This piece was written by Kelynn Brewer:
That trip to the emergency room was the longest drive I’ve ever taken. I had received a phone call from my oldest son telling me my 3 year old was “having a hard time breathing.” When I rushed home, I found my baby boy on his hands and knees trying to find a position to help him breathe better. Upon arrival at the hospital, he was given nebulizer treatments and steroids to help “open up” his airways. After 4 hours, we returned home with orders to continue nebulizer treatments and a steroid taper. It took him over a week to get back to “normal.”
My youngest son was diagnosed with asthma at the age of 18 months. I had plenty of experience with asthma and I definitely didn’t want to see my son suffer with it. My sister was diagnosed with asthma when she was two years old. She has spent most of her life in and out of emergency rooms and hospitals. She was put on a breathing machine when she was only eight! Talk about scary, and now all three of my children have asthma. For my older two, their asthma is very well controlled, but Kameron, my 9-year-old, continues to have regular flares and symptoms.
We’ve had many trips to the emergency room and same day office visits due to his asthma attacks. He was placed on his first dose of prednisone before he could walk.
Through the years, Kameron has had his ups and downs. He started on inhaled steroids at the beginning of June this year. He has done fairly well since then. He had to remain in the house during the majority of the summer vacation because of high humidity and heat. The amount of soot in the air doesn’t help matters at all. Just one whiff of this air causes a coughing frenzy.
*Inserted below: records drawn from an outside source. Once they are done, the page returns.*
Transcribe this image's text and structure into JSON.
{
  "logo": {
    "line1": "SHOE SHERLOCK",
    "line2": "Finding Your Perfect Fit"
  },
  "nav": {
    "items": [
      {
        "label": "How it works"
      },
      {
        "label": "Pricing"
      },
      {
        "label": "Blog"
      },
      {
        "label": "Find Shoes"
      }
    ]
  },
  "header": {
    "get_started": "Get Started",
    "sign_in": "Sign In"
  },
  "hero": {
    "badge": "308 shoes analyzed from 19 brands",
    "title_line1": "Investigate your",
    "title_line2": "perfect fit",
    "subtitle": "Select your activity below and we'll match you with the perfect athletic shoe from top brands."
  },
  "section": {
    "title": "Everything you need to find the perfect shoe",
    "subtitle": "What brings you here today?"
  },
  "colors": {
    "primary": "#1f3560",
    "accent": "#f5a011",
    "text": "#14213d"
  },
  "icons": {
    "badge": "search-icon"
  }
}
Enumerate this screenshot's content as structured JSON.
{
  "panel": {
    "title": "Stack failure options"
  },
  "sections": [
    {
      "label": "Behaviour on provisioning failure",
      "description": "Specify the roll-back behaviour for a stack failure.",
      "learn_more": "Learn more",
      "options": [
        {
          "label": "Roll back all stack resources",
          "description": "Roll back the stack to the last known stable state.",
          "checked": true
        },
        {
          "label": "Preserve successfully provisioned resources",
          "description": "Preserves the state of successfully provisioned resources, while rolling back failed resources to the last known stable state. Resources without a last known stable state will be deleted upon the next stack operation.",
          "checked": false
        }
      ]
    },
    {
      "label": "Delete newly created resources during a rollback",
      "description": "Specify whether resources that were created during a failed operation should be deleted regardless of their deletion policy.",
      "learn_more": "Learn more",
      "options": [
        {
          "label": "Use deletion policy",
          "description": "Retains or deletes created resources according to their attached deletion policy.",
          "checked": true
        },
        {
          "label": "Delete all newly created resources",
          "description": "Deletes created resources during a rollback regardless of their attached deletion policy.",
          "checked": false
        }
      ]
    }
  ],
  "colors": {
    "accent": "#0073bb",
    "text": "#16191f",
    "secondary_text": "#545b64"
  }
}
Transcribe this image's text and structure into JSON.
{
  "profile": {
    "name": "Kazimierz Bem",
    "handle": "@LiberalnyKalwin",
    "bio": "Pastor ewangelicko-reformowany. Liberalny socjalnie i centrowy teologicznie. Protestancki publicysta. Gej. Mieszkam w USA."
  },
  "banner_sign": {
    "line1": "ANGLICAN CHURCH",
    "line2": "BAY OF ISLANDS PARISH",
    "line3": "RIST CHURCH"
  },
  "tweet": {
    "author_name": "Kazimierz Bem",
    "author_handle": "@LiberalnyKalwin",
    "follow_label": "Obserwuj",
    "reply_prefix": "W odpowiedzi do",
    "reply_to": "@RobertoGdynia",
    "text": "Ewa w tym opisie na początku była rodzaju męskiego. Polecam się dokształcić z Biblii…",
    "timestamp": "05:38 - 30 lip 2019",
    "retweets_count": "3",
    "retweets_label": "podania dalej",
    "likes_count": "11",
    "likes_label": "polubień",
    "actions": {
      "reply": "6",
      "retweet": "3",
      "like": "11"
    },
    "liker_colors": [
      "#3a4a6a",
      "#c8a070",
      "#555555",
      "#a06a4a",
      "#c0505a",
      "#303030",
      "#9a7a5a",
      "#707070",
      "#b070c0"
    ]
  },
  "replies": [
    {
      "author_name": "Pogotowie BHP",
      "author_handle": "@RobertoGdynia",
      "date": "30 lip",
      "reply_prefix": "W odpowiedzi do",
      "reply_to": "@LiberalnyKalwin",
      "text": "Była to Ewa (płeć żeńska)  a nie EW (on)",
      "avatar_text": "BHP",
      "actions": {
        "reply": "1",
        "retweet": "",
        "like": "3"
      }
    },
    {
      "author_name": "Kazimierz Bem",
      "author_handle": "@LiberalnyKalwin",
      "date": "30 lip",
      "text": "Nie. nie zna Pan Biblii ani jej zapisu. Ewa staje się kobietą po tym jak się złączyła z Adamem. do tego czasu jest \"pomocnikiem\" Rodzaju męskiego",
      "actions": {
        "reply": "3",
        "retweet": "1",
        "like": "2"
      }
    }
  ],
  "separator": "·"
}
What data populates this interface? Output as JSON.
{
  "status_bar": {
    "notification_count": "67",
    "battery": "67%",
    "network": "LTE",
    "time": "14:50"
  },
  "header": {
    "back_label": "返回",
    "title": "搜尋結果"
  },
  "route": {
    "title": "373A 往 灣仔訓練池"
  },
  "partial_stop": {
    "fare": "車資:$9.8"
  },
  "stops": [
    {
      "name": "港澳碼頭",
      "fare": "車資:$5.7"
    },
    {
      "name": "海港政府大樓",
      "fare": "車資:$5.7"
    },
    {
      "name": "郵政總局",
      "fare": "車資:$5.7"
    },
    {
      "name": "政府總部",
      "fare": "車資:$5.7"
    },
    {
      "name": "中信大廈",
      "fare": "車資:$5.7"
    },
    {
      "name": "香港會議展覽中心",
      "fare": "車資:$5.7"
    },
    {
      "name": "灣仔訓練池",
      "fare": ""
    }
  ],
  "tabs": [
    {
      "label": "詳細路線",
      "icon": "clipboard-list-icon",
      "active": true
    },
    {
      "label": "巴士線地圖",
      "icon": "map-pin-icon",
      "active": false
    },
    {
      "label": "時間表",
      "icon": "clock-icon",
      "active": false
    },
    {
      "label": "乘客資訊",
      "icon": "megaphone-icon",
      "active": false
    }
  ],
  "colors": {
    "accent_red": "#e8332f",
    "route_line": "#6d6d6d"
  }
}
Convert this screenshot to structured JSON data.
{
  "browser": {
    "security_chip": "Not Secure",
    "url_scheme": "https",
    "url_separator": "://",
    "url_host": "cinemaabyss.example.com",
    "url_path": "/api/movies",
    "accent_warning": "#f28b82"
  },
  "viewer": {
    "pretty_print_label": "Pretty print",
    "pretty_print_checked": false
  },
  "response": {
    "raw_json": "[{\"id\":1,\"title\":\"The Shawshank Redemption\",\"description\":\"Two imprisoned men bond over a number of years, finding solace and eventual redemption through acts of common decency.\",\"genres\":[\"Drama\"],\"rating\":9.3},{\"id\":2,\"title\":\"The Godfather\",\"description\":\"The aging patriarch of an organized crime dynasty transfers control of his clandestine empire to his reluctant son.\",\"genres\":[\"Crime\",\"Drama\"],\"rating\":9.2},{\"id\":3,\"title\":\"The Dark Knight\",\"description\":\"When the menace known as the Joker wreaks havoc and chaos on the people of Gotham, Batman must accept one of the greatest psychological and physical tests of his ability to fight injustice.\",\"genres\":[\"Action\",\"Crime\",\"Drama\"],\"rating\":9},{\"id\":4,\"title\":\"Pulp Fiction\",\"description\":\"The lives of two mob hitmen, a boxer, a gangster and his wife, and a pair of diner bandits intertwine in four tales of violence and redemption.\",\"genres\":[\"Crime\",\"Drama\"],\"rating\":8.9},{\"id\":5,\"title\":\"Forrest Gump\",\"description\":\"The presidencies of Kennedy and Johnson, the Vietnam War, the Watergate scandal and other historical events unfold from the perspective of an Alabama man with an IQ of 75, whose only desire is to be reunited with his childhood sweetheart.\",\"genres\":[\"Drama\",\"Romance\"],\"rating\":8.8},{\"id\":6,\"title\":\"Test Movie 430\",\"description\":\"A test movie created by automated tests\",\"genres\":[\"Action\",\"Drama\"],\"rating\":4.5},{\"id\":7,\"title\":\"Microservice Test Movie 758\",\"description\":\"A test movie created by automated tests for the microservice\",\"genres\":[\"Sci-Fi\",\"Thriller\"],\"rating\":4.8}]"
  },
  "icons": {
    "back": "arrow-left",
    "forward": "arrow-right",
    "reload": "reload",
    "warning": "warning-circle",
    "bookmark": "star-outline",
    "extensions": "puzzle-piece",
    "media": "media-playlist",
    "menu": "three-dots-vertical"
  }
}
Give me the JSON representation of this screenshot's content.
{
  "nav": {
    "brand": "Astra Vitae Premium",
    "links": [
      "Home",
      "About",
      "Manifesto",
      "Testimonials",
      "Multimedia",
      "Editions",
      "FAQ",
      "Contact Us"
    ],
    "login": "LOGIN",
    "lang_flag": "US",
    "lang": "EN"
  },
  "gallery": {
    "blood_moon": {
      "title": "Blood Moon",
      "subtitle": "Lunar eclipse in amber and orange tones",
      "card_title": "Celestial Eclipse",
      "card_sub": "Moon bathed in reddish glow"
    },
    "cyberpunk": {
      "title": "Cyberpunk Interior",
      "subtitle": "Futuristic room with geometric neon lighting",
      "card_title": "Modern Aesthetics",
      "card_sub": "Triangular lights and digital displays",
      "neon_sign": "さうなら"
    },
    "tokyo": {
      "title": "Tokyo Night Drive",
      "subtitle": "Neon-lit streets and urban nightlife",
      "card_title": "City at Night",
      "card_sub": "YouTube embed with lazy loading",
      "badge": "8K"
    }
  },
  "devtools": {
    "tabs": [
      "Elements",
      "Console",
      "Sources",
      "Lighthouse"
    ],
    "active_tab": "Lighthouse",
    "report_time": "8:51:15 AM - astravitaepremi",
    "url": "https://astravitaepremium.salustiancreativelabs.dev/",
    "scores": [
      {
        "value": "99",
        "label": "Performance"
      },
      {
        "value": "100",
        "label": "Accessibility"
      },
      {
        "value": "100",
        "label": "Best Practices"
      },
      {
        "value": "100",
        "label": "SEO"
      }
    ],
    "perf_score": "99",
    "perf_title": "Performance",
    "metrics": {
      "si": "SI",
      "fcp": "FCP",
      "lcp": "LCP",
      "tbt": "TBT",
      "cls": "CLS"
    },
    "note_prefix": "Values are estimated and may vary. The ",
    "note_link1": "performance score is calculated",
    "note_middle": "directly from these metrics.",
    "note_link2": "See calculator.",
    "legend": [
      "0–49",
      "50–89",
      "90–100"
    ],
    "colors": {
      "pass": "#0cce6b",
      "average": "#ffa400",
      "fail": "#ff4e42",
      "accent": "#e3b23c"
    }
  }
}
Please take a moment to let the EPA know how important it is to have strong soot standards. Keeping these small particles of charred material out of the air will mean fewer asthma attacks and healthier kids. For me, it will mean Kameron can spend more of his summer outside and less time in the house waiting for the air to clear.
Kelynn Brewer, RN, BSN is the Clinical Coordinator for the Asthma Center at Cleveland Clinic Respiratory Institute. Thank you, Kelynn!